  1. In mid-May, Mayor Frey – along with the police chief, members of the city council and community leaders – proposed a new “Minneapolis Model for community safety and accountability.” There are four key priority areas: summer 2021 safety response; targeted investments and resources; policing accountability and culture shift; and safety beyond policing and alternate response. Full details are here.
  2. A coalition of grassroots, community organizations and individuals have submitted a petition for the formation of a new public safety department "responsible for integrating its public safety functions into a comprehensive public health approach to safety." The Minneapolis City Council and Mayor Jacob Frey will vote on the wording for this proposal that will appear on the November ballot. 
  3. Three city council members have a similar proposal to create a new Department of Public Safety that "provides a comprehensive approach designed to address the connection between public safety and health by integrating various public safety functions of the city." This proposal has been sent to the city’s court-appointed Charter Commission for review. The proposal could be added to the November ballot. 

I've seen images of destruction and damaged buildings in Minneapolis. How might that affect visitors and/or meeting and convention attendees? 

Most of the damage that occurred in Minneapolis in the summer of 2020 took place away from the Minneapolis Convention Center and away from the city’s downtown core. The two neighborhoods impacted the most saw hundreds of volunteers immediately step in to help clean up and businesses are rebuilding. A limited area of downtown experienced damage from an isolated incident of unrest late last summer.
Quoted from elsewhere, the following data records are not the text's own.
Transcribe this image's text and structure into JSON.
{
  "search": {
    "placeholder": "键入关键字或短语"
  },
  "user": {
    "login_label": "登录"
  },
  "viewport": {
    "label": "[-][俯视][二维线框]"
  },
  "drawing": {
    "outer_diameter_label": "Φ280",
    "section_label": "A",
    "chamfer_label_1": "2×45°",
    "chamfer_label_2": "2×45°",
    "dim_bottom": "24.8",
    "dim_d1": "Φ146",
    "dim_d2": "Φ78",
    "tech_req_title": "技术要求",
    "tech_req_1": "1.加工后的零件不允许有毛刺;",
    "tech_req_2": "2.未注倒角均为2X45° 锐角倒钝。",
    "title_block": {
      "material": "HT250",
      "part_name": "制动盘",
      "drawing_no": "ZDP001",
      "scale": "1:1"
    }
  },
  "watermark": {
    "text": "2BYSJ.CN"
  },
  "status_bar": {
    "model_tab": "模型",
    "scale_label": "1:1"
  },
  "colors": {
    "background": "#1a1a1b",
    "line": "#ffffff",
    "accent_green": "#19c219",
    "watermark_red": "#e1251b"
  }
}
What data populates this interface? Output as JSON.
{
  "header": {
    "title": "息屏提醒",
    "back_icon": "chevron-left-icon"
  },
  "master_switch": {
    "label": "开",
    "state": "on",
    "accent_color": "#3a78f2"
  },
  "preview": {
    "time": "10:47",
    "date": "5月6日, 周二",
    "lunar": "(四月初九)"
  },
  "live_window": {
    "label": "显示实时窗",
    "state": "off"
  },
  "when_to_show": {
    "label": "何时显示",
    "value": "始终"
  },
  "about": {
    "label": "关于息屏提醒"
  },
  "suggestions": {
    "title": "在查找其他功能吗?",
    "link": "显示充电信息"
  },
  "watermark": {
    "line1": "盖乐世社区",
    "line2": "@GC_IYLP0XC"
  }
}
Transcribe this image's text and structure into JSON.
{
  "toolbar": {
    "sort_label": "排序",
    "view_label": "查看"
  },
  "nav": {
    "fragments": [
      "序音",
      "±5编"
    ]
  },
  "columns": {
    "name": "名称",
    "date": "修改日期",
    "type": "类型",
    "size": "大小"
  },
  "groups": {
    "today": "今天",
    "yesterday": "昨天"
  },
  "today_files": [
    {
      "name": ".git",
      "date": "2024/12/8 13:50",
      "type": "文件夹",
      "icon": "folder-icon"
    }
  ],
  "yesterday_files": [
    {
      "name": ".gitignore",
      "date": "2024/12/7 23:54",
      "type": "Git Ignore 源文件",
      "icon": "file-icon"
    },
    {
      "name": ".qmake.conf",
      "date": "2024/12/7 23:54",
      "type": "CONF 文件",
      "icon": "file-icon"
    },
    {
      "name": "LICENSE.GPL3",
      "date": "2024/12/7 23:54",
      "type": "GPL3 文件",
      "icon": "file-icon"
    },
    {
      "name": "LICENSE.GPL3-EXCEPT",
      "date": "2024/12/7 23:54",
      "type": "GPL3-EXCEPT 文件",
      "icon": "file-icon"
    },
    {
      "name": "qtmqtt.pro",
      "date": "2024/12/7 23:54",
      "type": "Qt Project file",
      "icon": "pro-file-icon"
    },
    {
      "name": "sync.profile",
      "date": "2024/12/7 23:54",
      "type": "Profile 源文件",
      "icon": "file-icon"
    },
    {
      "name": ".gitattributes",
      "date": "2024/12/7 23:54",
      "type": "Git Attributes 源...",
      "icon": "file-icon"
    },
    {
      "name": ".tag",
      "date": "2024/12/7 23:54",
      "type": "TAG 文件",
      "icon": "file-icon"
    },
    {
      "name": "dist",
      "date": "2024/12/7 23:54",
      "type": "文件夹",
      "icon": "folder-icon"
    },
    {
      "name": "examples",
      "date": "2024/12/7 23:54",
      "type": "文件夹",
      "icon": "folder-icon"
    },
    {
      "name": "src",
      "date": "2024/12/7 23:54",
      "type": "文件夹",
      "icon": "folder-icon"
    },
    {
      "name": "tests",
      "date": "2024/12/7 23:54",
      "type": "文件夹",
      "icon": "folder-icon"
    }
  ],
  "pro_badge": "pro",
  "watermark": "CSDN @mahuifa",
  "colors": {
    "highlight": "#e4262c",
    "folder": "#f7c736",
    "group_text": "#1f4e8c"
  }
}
As a meeting planner, if I hold my event at the Minneapolis Convention Center, what are my security options?

The Minneapolis Convention Center has an in-house security team with its command center located prominently on the main level. If an event requires additional security, the Guest Services team works with the client to review the level of security needs and determines an appropriate source.

Will I be safe when I’m in Minneapolis?

Local law enforcement works hard to ensure the safety and well-being of residents, workers and visitors to Minneapolis. In addition, MPD, Metro Transit Police and the Hennepin County Sherriff’s Department work together, as needed, with a common goal of keeping our city safe. Plus, community and business leaders throughout the city work together on multiple initiatives to help ensure a safe environment for visitors and residents. This includes Minneapolis’ Downtown Improvement District (DID) Ambassadors who help visitors with directions and information, providing roughly 89,000 pedestrian assists each year. Additionally, Minneapolis downtown partners are connected to a Safety Communications Center. It’s located in the Minneapolis Police Department’s First Precinct and focuses on rapid responses for inquiries or incidents when needed.

For safety concerns, who can I contact?

If someone’s safety is at risk and an immediate response from police, fire or medics is required, call 911. For non-emergencies, the Minneapolis Police Department has established a new tip line. Call 612-673-5335 to provide tips to MPD about suspicious activity not requiring an immediate response, such as vehicles driving without license plates. The city also provides services via 311 for non-emergency information. You can call, text, email ( or download the 311 smartphone app.